# MATERIAL PROVIDED:
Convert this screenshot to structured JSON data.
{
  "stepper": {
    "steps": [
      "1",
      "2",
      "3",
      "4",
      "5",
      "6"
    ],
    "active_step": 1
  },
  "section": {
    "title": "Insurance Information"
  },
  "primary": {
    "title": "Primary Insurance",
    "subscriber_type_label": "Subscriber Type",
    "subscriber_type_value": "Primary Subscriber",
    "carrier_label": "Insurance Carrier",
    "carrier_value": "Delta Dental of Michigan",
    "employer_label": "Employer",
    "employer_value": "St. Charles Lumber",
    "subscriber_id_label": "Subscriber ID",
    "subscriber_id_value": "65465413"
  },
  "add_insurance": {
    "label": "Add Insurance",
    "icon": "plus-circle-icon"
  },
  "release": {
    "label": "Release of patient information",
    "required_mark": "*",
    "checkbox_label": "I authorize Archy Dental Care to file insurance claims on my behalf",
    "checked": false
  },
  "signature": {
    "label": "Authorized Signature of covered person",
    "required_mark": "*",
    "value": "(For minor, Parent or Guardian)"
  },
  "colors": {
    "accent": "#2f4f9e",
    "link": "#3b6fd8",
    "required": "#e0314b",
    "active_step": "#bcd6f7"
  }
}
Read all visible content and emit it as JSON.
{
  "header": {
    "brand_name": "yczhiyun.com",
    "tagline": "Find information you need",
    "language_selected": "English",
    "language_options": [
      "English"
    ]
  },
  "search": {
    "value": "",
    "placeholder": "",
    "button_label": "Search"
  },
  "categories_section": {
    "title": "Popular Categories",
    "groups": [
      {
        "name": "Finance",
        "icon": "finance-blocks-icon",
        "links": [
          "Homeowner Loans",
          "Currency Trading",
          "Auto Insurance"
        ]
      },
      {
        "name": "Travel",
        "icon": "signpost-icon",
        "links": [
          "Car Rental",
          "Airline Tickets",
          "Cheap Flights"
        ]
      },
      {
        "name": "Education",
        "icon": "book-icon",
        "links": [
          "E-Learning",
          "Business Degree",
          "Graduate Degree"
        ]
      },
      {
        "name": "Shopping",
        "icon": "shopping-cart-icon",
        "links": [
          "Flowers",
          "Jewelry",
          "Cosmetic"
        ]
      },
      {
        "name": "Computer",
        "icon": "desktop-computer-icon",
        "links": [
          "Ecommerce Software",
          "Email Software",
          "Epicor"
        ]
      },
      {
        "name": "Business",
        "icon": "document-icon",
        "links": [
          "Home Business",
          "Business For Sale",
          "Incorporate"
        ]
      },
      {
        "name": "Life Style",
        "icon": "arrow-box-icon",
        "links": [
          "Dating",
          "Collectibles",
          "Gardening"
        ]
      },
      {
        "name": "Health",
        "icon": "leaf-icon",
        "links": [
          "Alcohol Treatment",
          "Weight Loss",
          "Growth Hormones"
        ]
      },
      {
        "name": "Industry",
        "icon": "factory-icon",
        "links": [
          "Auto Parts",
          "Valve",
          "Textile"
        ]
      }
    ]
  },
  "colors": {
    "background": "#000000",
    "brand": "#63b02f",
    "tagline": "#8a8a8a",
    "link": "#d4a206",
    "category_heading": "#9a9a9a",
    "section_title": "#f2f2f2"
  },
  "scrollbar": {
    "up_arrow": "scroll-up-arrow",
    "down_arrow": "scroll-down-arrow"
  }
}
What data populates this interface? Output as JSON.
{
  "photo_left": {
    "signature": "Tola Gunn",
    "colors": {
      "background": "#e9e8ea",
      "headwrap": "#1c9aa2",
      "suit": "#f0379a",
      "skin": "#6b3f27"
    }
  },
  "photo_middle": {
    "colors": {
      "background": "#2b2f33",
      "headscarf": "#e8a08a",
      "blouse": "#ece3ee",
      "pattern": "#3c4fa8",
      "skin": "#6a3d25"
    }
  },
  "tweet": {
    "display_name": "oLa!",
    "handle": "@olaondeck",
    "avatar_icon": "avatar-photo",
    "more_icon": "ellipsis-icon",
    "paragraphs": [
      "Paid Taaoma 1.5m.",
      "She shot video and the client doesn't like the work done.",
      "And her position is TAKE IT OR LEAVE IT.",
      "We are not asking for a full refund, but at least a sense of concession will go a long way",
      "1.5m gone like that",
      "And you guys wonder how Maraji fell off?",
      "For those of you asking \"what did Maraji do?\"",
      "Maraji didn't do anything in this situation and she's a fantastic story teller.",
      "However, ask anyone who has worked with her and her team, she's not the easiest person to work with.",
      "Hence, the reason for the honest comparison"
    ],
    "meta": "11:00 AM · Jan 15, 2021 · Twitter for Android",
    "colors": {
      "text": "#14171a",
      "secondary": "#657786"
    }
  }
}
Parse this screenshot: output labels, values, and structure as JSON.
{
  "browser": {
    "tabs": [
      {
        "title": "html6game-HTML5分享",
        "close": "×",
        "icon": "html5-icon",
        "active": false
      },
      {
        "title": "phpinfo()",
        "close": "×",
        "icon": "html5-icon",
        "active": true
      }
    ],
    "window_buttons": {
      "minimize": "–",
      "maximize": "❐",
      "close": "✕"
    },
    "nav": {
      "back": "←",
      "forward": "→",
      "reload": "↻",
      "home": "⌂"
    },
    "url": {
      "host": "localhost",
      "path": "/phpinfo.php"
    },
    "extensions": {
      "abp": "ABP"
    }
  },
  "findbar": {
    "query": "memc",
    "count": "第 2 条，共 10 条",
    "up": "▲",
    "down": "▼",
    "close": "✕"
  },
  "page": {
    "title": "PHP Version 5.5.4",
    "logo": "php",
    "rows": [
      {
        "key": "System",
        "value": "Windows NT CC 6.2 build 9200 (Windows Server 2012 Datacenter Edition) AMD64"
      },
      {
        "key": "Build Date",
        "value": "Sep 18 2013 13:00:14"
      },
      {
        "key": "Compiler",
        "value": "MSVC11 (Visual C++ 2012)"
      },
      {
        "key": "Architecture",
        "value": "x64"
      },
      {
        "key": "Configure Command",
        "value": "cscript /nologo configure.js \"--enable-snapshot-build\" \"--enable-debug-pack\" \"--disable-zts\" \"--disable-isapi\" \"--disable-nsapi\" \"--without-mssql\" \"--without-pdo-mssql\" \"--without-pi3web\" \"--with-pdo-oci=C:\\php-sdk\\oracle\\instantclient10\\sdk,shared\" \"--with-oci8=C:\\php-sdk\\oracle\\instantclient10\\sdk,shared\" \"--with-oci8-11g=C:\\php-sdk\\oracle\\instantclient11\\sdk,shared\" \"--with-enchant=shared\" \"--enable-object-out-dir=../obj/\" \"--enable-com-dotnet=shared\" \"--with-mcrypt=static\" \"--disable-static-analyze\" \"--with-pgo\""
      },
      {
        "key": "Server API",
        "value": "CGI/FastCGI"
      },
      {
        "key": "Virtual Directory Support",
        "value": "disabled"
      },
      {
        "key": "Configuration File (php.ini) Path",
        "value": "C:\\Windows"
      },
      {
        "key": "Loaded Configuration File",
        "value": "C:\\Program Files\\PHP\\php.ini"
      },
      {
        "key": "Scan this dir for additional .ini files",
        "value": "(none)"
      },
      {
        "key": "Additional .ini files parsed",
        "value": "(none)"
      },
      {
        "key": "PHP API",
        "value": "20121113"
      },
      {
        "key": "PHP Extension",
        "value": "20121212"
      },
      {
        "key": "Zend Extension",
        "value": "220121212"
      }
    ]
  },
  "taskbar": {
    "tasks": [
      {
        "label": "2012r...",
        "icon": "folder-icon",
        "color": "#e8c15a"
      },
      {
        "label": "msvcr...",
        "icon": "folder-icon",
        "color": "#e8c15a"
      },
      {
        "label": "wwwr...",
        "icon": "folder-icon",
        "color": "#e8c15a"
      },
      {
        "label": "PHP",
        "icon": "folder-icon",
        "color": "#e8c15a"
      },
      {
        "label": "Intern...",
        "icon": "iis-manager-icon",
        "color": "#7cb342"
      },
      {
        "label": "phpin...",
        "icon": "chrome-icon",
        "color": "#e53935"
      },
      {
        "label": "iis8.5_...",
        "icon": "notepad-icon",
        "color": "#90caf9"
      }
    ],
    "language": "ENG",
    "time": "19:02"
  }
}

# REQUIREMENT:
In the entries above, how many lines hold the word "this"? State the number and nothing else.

# EXERCISE RESULT:
5